Speaking more generally, the belief that, since particulars are more tangible, their knowledge offers a true conception of things is fundamentally mistaken.
—Michael Polanyi, The Tacit Dimension
This is a problem we get ourselves into in systems engineering. The allure of specifying all of the ins and outs of a system to design is irresistible. Just one more requirement—that’s all we need to complete the specification. Just one more, just one more. Just one more.
Just one more.
There are never enough requirements. Yet often there are too many. That’s what this line, and the larger passage, from The Tacit Dimension reminded me of. Systems engineers sometimes go off on these quixotic searches for the perfect set of requirements. We all know it doesn’t exist, but the drive to find it is still there. Somewhere on the journey, though, we pass some threshold where each requirement becomes better—perhaps more correct individually, or more precise—but the set of requirements becomes worse. The individual components of the design specification are beautiful, but the integrated whole is ugly.

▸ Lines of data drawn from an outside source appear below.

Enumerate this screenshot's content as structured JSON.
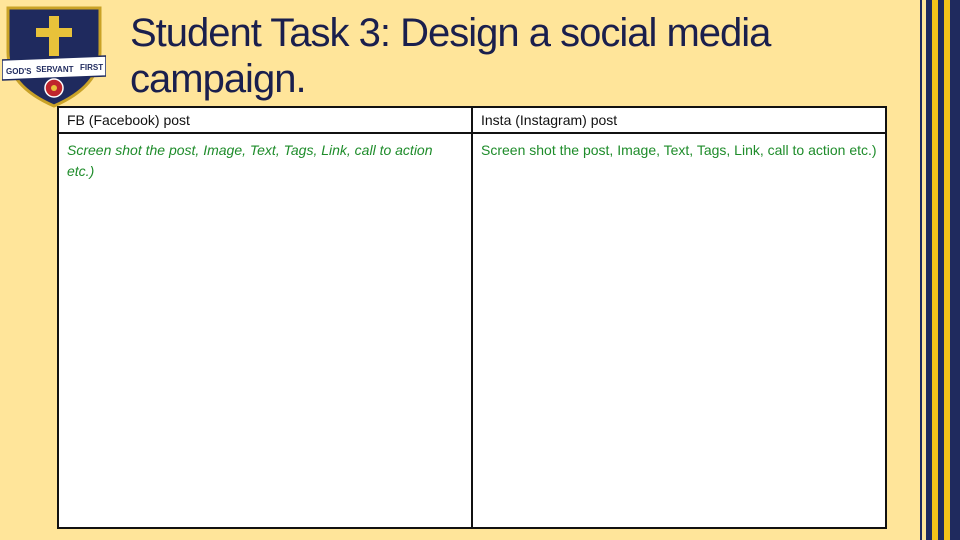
{
  "slide": {
    "title": "Student Task 3: Design a social media campaign."
  },
  "crest": {
    "motto_left": "GOD'S",
    "motto_middle": "SERVANT",
    "motto_right": "FIRST"
  },
  "table": {
    "headers": [
      "FB (Facebook) post",
      "Insta (Instagram) post"
    ],
    "cells": [
      "Screen shot the post, Image, Text, Tags, Link, call to action etc.)",
      "Screen shot the post, Image, Text, Tags, Link, call to action etc.)"
    ]
  },
  "colors": {
    "background": "#ffe59a",
    "title": "#1a1f4d",
    "instruction_text": "#1e8c2a",
    "stripe_navy": "#1f2a5e",
    "stripe_gold": "#f2c21a"
  }
}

When I’m in a good mood and I want to describe what I like about systems engineering, that’s how I describe it: the individual pieces can be brilliant works of technical art, but if we can’t make them work together then they’re no good.